Another eye miniature painting by Ronquillo, this one commissioned by Gucci.
London-based artist Fee Greening also creates spectacular lover’s eye-inspired drawings. This original ink and watercolor piece by Greening is available at Partnership Editions. Read my interview with Fee here.
Another original piece by Fee Greening available at Partnership Editions. Stunning!
French embroidery artist Celeste Mogador makes beaded eye brooches that have become popular around the globe.
Another striking design by Mogador. I would love this pinned to the lapel of a colorful wool coat.
Above is a limited-edition art print by Alexis Zambrano. It’s right up my alley.
Artist Sarah Hendler paints reproduction eyes and places them in antique jewelry. This ring is one such example of her work.
Another piece by Sarah Hendler. She painted the eye and placed it in a Victorian enamel locket.
Do you admire lover’s eyes as much as I do? Would you wear one on your coat lapel or around your neck? I’d love to hear what you think!
Stacey Bewkes says
Great piece Katie!!
Katie Armour Taylor says
Stacey – Thanks so much! Hope you’re well!
Love this post! I saw the exhibition at the Birmingham (Alabama) Museum of Art called “The Look of Love” a few years back and it was truly fabulous!
Lovers eyes are such strange yet oddly seductive works of art! We have one in the museum where I work’s current exhibition and it is a visitor favorite!
Thanks for doing a deep dive into this subject.
Victoria Trainer says
This collection of eyes are so fabulous I cannot stand it….I now kick myself for passing them up ….not anymore. Thank you for this wonderful piece.
Dr. E. Lee Spence says
I am an underwater archaeologist and we recently salvaged a small locket from a late 1700s shipwreck. Although the center of the locket is missing, I strongly suspect it was a lover’s eye. It originally had about 25 tiny, but beautiful, almost iridescent, black pearls around it. Only 10 were left. I would love be to learn more about these.
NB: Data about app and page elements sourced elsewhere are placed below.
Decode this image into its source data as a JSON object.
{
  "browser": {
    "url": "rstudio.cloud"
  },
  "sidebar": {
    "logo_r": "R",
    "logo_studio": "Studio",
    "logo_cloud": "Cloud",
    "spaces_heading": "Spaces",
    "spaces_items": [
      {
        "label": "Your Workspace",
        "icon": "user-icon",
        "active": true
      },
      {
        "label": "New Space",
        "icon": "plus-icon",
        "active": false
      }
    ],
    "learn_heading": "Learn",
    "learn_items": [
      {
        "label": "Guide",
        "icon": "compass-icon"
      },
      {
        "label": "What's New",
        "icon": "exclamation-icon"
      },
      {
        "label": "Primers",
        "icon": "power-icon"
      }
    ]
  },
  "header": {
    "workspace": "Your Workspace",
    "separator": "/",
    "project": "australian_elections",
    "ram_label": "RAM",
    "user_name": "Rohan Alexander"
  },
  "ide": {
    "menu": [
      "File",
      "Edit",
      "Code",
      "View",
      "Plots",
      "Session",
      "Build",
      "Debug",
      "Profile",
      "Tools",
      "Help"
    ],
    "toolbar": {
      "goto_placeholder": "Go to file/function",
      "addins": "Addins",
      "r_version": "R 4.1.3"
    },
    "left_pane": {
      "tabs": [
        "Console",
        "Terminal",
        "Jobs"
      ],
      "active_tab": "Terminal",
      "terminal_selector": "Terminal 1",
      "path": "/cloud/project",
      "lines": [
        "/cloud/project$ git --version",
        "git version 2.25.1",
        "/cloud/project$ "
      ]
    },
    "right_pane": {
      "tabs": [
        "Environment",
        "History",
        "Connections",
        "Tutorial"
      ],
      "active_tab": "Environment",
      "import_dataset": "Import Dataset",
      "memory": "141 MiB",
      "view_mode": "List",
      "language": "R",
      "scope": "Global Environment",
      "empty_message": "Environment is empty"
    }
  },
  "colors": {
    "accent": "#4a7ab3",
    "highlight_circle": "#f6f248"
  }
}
I just came across a pin of a Lover’s Eye and was immediately taken by it. I’m now very interested in the subject matter. I would definitely wear such jewelry. As a matter of fact I may make a piece using a picture of my husband’s eye.